“It has got a great economy and similar consumer habits to what we have and what we know in South Africa… The most common retail sectors you’ll find there are clothing, accessories, food, drink, home and kitchen – and of course at The Crazy Store we can offer many of those sectors under one roof. So we feel it is a similar market and a similar consumer, and we are well-matched,” he explained.

He also highlighted comparable retail trends as in South Africa – be it demand for convenience or an increase of frugal spenders due to a subdued economic climate. A single strategy to capture customers’ wallets can therefore be applied in both markets.

The fact that Botswana borders South Africa, also makes it easy to transport goods from The Crazy Store’s home market.

“There is no store like us in Botswana – much like there isn’t really a store like us in South Africa. There are many people who sell different items… but we kind of bring it all together,” Lennett said.

Similarly to its strategy in South Africa, The Crazy Store aims to provide customers in Botswana with discounted prices close to their homes (partly the reason why it first opened shop in a neighbourhood shopping centre).

“We are speaking to all those families looking for affordable products, who want to spoil themselves, their kids, or whatever – but do that without breaking their budget and killing their disposable incomes.

“So for consumers it is all about getting in, buying what they need as quickly as possible, and having as pleasant an experience as possible,” he noted. “You can pop in and get little things that you needed rather than standing in a queue somewhere in a bigger store.”

Lennett also remarked that Botswana has a diverse shopping culture and offers international retailers diverse options for expansion. “It just makes sense – we should be present there,” he said.

What’s next?

“Our short term focus is absolutely on Botswana – get it right, do it right.”

Even though The Crazy Store has signed a second lease at the Airport Junction shopping centre – also in Gaborone – Lennett explained only once the company has captured the market with its first store, will it sign any further leases.

“It actually just comes back to the old concept of retail: we’ve got to get to understand the consumer as well as operations of their country, or the trends, or the things that work with that consumer in that country.

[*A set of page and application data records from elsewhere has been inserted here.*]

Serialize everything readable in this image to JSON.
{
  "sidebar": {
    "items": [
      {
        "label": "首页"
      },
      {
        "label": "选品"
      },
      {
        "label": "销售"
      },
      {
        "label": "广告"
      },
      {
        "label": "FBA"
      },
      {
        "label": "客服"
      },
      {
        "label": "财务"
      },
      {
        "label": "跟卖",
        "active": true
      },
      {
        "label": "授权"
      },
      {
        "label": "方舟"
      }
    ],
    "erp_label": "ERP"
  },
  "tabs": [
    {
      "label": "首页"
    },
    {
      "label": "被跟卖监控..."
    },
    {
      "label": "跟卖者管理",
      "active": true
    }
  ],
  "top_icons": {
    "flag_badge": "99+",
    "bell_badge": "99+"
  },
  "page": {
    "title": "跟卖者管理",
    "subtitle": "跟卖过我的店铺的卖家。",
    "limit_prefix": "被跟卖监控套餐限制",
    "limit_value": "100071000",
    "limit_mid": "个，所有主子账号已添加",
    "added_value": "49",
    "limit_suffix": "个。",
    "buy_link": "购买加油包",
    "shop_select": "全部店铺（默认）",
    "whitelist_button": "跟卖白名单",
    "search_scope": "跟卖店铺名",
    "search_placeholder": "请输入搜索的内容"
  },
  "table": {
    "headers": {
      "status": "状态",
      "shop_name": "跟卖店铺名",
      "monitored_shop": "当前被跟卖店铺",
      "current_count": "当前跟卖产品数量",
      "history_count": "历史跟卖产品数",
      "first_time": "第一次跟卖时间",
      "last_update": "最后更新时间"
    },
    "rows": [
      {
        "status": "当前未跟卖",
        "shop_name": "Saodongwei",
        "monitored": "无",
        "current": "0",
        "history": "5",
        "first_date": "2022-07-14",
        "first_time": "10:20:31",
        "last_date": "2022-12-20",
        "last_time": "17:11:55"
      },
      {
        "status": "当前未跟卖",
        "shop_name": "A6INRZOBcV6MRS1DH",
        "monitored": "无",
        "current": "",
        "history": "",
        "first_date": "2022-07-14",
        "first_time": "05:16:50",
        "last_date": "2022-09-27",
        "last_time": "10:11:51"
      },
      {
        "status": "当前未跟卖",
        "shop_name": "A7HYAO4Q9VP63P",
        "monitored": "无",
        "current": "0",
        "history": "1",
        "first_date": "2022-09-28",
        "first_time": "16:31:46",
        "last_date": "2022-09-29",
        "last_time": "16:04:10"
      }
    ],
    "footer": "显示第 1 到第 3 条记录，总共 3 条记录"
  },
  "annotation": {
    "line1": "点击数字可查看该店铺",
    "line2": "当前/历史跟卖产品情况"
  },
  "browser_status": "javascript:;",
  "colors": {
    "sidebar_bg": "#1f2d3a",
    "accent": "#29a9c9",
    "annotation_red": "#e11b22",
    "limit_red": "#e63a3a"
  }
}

So for us that’s why all of our focus is going to be on our first store and understanding how the consumer there shops, what their main concerns are, what their main likes are, what their desires and requests are and so on.

“One step at a time. But we are looking at Zambia and Mozambique. In other words, stores that are close to South Africa geographically.”